Photo by Sarah Schwepker.
Plenty of people pride themselves on having a distinctive musical taste, but it is rare for someone to capitalize off of it in the way that Raleigh native Matt Dunn has. Dunn has been a host of “Damaged Goods”, a radio program for Little Raleigh Radio for several months now, but his latest endeavor hopes to bring the Triangle’s rapidly growing local music movement to the forefront.
Dunn and longtime friend Aaron Timmins have been the hosts of “Damaged Goods” since February. The two were given the opportunity to interview a wide array of bands ranging from various local talents to even the legendary punk band Death. Dunn also creates playlists for the show unique to his diverse musical appetite. “As far as music goes, I really like to document the current stuff going on,” Dunn said. “Classics are great, but I’m sick of hearing people say music isn’t good anymore because that’s not true. You just have to put in the effort to find it. You have to dig a little.”
Since Little Raleigh Radio currently does not have an FCC license that allows it to air on FM radio, all programming is currently only available online. With competition from popular online streaming agents such as Spotify and Pandora, Dunn finds it necessary to provide audiences with a more personalized radio experience by being the man in between the music and the audience. He claims that his program separates itself from such agents due to the fact that it provides more representation of more unknown artists. “There are a lot of bands who are really good, but unfortunately it’s just them and their friends who know about them, and those are the bands I like to share with my listeners,” said Dunn.
It was his friendship with Brenna Leath, the vocalist of the Raleigh-based band the Hell No, through which Matt was presented the opportunity to take on a brand new hosting gig.
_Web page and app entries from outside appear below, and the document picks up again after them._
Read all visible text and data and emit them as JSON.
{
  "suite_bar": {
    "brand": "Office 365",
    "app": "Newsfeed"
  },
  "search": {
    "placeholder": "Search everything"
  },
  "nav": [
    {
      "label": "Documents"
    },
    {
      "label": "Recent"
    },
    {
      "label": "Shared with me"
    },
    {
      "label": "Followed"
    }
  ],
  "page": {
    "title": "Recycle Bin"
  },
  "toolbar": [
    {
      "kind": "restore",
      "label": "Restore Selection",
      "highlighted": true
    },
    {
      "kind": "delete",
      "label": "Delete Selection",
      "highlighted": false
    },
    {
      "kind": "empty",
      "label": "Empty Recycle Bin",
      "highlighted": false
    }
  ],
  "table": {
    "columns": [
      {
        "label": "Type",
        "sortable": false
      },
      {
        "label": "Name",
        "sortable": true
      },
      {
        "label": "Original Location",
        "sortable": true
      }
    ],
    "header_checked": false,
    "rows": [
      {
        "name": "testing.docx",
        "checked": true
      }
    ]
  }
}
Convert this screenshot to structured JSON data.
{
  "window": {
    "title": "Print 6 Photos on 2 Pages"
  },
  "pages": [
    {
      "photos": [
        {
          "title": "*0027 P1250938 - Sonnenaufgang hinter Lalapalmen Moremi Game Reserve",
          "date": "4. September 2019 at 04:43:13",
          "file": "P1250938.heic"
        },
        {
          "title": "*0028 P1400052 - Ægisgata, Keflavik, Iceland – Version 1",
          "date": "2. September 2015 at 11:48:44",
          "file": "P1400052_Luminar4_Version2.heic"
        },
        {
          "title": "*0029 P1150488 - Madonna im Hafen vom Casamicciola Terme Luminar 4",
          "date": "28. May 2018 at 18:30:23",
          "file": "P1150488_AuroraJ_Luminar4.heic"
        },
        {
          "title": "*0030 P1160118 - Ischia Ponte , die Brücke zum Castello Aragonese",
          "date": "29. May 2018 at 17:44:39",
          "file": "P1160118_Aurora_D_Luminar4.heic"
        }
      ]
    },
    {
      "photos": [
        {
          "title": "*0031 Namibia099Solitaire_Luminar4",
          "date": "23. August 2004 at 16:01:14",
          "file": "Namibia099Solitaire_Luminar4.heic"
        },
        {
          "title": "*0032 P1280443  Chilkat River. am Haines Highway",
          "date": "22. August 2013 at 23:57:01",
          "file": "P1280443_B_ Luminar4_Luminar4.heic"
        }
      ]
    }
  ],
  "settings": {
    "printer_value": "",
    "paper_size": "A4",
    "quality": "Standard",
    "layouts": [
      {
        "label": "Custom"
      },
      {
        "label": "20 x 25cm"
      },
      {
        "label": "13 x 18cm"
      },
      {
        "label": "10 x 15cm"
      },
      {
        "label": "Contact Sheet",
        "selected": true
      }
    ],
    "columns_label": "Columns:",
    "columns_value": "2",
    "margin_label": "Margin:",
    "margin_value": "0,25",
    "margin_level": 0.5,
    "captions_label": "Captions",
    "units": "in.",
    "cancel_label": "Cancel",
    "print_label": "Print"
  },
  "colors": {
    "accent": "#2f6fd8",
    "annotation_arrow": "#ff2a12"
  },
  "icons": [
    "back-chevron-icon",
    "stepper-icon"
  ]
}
Leath brought Dunn’s name into a conversation with the creative director of Twin Maples Media, Konrad Arnold, who was in the midst of creating a new web series, titled “The Setlist”, which was in need of a host. After a series of meetings, Arnold decided that Dunn was the right person to be the face of the project. “I was shocked my name was even mentioned to be a host of a TV show,” Dunn said. “I was doing the radio show because I think it’s fun, so the whole thing is a bit surreal.”
“The Setlist”, like Dunn’s radio program, focuses on exposing local artists to the public through a mass media platform. Each episode of the weekly web series features a live performance from a band followed by a short interview to provide some background about the origin and inspiration of each live act. Each episode aims to last no more than ten minutes in order to compete with the vacillating attention span of those raised in the Internet age. “I want the show to eventually be used as a tool for people to seek out music and learn a little bit about the bands they are finding,” Dunn said. Shooting for the pilot episode took place at the Pour House Music Hall and is ironically set to feature the Hell No as its first guest.
Though Dunn’s radio background gave him the experience of talking for an audience, he is prepped to face the challenges presented in crossing over into a new medium. “When you have a camera on you, it’s completely different,” Dunn said. “You have to actually look like you know what you’re doing, which I’ve been working on getting used to.” While all this seems to point at Dunn accepting more potential hosting opportunities, he has no grand vision of doing so though he is not opposed to it. Dunn fully intends to continue to document his own adventure through “Damaged Goods” while “The Setlist” is still in its early stages.
“The Setlist” is set to premiere on TriangleLife.tv, a locally-focused online TV network, sometime around mid-December, though the exact date remains tentative. In the meantime, Dunn’s radio broadcast “Damaged Goods” can be streamed every Thursday from 3 p.m. to 5 p.m. on the Little Raleigh Radio website.